In the culture of death, and in hedonism in which pleasure is the ultimate reason and ultimate goal, nihilism is actually a fully rational response. Schopenhauer was probably the unequaled master of the basic Mick Jagger truth that we "can't get no satisfaction", no matter how we try.

Human life needs transcendence in order to believe in itself. Materialism denies such a possibility as anything other than a wish-fulfillment and delusion. Ergo, the conjecture that it is better to die that to live, and better yet not to have been born at all, is the final solution to the paradox that is human life.

Well, you could call Nietzsche's writings a thought experiment. When George Bernard Shaw suggested to use some gas that would kill humanity painlessly, it was a thought experiment. And boy, it got people thinking - see Hitler, for example.

Is John Holdren paying attention?

foxnews.com/politics/2009/07/21/obamas-science-czar-considered-forced-abortions-sterilization-population-growth/

President Obama's "science czar," John Holdren, once floated the idea of forced abortions, "compulsory sterilization," and the creation of a "Planetary Regime" that would oversee human population levels and control all natural resources as a means of protecting the planet -- controversial ideas his critics say should have been brought up in his Senate confirmation hearings.

The Discovery Channel and the History Channel on TV regularly show series saying how wonderful it will be for the planet when all humans are dead and gone.

We have a Dr. Eric Pianka at the University of Texas who speaks about how great it would be if an ebola virus did away with most of the world's population.

Most of the science professors at the universities are agnostics who are devoted to "population control" which is basically just a euphemism for eugenics. They all want a one world death and slavery system sometimes called the "new world order."

I think the teaching of evolution to our children and in our universities has led to all of this "narcissistic nehilism". I wish Catholic scholars would have done a better job of speaking out against evolution and speaking for a literal 6 days of creation.

I really do not see how one can be a Christian and believe in millions and millions years of death before the Fall in the Garden. Genesis states clearly that it is sin that brought death into the world, for man and for animals. And the reason we needed a Savior was for redemption from sin and death. If there is not this relationship between sin and death as stated in Genesis, then there really was no need for Jesus to save us.

Someone should take him out and shoot him, and put the rest of us out of our misery.
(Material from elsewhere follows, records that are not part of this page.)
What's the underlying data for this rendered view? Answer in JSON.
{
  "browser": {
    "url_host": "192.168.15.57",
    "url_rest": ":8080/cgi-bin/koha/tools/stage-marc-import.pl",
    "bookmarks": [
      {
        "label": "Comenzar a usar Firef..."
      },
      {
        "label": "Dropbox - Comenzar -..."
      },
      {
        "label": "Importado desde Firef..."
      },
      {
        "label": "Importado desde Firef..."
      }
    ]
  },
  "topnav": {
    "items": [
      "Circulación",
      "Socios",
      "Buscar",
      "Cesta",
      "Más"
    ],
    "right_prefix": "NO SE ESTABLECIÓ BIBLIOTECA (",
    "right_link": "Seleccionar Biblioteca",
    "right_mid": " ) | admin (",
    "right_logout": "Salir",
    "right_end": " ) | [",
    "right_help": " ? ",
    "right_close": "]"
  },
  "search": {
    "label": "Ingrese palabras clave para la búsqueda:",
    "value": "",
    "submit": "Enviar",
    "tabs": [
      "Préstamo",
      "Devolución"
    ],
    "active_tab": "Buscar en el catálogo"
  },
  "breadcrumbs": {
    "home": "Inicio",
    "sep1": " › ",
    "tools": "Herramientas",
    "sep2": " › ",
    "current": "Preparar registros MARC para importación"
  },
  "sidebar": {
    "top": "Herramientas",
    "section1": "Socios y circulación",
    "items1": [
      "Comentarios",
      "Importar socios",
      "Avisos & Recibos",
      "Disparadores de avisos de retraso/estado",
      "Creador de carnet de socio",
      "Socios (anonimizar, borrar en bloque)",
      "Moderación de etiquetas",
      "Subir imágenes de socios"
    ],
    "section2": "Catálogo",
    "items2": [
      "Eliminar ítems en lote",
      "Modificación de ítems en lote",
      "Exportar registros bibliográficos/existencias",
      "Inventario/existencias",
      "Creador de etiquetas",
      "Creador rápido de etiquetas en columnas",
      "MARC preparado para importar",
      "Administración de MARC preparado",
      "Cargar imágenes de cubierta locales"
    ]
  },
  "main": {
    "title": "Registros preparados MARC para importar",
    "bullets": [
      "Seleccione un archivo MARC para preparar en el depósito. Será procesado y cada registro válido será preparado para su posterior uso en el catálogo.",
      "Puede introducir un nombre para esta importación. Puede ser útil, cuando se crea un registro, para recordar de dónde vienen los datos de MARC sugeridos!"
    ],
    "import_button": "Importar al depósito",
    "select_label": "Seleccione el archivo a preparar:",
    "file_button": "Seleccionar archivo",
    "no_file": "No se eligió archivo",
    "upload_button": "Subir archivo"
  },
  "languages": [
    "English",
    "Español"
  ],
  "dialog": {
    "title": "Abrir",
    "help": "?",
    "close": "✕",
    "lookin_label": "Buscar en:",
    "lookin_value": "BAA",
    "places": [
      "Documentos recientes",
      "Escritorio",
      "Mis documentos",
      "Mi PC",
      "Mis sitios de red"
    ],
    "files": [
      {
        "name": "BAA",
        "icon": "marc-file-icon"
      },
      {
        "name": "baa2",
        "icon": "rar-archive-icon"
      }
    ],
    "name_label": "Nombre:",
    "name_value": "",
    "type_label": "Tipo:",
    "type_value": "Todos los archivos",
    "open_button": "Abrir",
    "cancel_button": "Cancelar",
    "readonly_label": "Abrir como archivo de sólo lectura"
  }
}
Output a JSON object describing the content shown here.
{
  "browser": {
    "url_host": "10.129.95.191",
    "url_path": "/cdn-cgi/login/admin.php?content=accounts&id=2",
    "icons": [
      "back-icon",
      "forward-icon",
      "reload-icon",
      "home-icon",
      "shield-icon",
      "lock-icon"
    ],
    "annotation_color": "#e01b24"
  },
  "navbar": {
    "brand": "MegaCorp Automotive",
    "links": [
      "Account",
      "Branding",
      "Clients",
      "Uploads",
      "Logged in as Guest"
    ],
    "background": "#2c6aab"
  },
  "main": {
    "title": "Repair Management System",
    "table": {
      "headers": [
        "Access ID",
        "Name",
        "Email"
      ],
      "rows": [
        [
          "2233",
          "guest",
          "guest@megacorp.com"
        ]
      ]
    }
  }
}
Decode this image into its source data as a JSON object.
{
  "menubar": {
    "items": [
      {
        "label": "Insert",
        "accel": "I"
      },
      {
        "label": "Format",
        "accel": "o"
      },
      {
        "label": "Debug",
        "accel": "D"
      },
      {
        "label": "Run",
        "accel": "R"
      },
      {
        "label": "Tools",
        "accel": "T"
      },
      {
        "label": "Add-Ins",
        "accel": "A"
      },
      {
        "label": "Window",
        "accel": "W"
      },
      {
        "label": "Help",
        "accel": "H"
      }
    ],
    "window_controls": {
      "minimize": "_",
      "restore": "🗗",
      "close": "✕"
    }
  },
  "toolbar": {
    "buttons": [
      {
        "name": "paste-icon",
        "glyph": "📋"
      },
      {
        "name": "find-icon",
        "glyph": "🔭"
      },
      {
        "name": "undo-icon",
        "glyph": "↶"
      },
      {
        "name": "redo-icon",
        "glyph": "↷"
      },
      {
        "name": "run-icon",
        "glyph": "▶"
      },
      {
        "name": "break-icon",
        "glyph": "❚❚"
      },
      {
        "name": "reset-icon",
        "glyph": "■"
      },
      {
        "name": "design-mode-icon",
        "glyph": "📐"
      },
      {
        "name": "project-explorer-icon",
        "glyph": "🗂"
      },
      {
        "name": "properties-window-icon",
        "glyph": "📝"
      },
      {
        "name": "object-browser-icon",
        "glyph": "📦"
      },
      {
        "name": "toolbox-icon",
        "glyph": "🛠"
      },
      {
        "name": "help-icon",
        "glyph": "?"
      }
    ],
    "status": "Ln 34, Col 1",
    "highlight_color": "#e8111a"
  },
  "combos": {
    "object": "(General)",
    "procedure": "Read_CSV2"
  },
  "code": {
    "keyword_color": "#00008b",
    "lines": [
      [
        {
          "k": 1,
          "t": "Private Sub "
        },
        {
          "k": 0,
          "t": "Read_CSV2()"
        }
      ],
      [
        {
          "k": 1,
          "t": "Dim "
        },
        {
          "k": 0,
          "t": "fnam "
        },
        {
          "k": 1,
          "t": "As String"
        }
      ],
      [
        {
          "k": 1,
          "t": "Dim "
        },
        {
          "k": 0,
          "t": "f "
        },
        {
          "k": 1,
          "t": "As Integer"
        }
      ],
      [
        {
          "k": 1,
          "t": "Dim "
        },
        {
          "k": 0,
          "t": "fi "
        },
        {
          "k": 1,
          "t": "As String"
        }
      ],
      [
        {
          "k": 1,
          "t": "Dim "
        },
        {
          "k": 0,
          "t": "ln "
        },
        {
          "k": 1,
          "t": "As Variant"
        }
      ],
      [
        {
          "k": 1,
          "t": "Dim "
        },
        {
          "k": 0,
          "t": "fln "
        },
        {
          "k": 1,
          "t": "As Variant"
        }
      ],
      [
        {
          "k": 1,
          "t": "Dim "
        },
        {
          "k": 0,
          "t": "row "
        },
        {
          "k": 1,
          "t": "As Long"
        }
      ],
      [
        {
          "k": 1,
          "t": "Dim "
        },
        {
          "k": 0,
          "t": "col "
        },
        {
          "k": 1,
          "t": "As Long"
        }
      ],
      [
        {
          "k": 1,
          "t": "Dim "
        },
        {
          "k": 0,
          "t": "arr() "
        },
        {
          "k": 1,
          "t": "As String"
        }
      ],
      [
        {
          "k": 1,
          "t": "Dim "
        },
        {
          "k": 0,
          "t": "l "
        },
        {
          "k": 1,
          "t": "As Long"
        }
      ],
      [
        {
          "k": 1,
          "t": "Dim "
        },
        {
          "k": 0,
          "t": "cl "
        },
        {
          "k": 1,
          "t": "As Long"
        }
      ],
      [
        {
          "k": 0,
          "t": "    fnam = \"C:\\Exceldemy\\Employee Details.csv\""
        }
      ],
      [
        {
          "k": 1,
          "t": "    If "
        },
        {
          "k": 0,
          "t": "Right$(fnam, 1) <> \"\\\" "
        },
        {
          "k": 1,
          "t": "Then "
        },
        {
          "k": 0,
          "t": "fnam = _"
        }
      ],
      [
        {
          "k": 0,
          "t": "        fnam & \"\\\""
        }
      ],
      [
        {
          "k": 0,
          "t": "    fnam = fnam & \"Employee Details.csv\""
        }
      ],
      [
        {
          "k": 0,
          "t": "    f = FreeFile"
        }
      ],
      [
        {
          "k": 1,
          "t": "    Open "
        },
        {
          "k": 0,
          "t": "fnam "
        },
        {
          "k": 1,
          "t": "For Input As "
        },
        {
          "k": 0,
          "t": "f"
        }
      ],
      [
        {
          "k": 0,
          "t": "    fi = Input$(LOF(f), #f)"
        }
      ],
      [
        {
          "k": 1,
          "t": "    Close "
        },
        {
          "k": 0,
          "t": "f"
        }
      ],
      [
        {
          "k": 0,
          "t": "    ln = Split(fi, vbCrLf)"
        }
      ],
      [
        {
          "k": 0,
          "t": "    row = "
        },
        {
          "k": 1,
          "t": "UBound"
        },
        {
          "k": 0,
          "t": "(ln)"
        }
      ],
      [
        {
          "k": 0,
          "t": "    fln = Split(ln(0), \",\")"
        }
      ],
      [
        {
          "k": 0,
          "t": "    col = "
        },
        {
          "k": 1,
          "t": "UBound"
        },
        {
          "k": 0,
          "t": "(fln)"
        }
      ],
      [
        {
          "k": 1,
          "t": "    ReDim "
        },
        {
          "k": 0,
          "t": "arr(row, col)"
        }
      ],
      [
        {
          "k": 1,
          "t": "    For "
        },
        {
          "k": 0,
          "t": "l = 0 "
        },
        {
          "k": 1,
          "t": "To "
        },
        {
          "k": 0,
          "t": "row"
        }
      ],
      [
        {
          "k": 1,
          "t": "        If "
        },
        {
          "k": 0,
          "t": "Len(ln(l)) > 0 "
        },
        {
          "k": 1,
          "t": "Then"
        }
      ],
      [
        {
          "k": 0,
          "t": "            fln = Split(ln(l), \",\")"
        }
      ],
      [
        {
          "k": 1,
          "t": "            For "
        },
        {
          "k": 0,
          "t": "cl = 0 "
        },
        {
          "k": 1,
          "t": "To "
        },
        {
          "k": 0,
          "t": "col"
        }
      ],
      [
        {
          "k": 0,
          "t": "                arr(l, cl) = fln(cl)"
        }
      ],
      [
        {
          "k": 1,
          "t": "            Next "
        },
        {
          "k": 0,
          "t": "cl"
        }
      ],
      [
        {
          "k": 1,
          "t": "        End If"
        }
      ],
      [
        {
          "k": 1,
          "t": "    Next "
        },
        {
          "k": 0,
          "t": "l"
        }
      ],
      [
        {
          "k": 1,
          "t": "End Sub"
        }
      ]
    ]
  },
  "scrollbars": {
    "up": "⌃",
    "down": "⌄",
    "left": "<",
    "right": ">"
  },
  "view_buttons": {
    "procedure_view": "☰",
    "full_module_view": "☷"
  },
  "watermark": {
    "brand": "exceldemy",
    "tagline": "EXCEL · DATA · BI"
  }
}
I know it's tough to read an entire article, but just in case you missed Peter Singer's own opinion about the idea:

"I do think it would be wrong to choose the non-sentient universe. In my judgment, for most people, life is worth living. Even if that is not yet the case, I am enough of an optimist to believe that, should humans survive for another century or two, we will learn from our past mistakes and bring about a world in which there is far less suffering than there is now."

[quote="PPeterson, post:16, topic:202229"]
I know it's tough to read an entire article, but just in case you missed Peter Singer's own opinion about the idea:

"I do think it would be wrong to choose the non-sentient universe. In my judgment, for most people, life is worth living. Even if that is not yet the case, I am enough of an optimist to believe that, should humans survive for another century or two, we will learn from our past mistakes and bring about a world in which there is far less suffering than there is now."

[/quote]

The cogent point he and Bentar make remains the same: A life with suffering is not worth living, is in fact evil even.

From a purely hedonistic, materialistic view, how is this not true?

DISCLAIMER: The views and opinions expressed in these forums do not necessarily reflect those of Catholic Answers. For official apologetics resources please visit www.catholic.com.